## WHAT NEEDS TO BE DONE
Repeat the records below exactly as they appear.

[Page and application data records]
◇ ◇ ◇ ◇ ◇ ◇ ◇
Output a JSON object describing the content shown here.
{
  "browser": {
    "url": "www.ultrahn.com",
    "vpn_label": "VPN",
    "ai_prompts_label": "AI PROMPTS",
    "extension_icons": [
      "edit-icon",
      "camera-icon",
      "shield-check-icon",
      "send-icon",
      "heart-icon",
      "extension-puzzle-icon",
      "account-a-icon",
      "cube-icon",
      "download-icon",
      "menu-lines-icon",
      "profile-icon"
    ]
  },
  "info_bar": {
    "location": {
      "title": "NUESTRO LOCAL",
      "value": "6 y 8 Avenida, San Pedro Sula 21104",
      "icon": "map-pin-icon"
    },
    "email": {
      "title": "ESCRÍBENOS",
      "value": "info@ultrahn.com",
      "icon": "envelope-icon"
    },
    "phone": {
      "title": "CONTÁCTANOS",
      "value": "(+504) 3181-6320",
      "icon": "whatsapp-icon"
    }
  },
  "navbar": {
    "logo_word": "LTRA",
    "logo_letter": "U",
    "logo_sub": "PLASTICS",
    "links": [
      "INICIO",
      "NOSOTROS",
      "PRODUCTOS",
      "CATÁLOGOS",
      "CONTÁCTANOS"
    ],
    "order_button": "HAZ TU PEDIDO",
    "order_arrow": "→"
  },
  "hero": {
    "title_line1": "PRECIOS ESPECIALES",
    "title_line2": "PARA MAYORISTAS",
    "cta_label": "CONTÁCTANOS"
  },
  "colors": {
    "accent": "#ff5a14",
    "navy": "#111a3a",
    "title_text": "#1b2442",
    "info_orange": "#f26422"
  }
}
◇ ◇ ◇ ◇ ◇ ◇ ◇
## RESULT OF THE TASK
Output a JSON object describing the content shown here.
{
  "browser": {
    "url": "www.ultrahn.com",
    "vpn_label": "VPN",
    "ai_prompts_label": "AI PROMPTS",
    "extension_icons": [
      "edit-icon",
      "camera-icon",
      "shield-check-icon",
      "send-icon",
      "heart-icon",
      "extension-puzzle-icon",
      "account-a-icon",
      "cube-icon",
      "download-icon",
      "menu-lines-icon",
      "profile-icon"
    ]
  },
  "info_bar": {
    "location": {
      "title": "NUESTRO LOCAL",
      "value": "6 y 8 Avenida, San Pedro Sula 21104",
      "icon": "map-pin-icon"
    },
    "email": {
      "title": "ESCRÍBENOS",
      "value": "info@ultrahn.com",
      "icon": "envelope-icon"
    },
    "phone": {
      "title": "CONTÁCTANOS",
      "value": "(+504) 3181-6320",
      "icon": "whatsapp-icon"
    }
  },
  "navbar": {
    "logo_word": "LTRA",
    "logo_letter": "U",
    "logo_sub": "PLASTICS",
    "links": [
      "INICIO",
      "NOSOTROS",
      "PRODUCTOS",
      "CATÁLOGOS",
      "CONTÁCTANOS"
    ],
    "order_button": "HAZ TU PEDIDO",
    "order_arrow": "→"
  },
  "hero": {
    "title_line1": "PRECIOS ESPECIALES",
    "title_line2": "PARA MAYORISTAS",
    "cta_label": "CONTÁCTANOS"
  },
  "colors": {
    "accent": "#ff5a14",
    "navy": "#111a3a",
    "title_text": "#1b2442",
    "info_orange": "#f26422"
  }
}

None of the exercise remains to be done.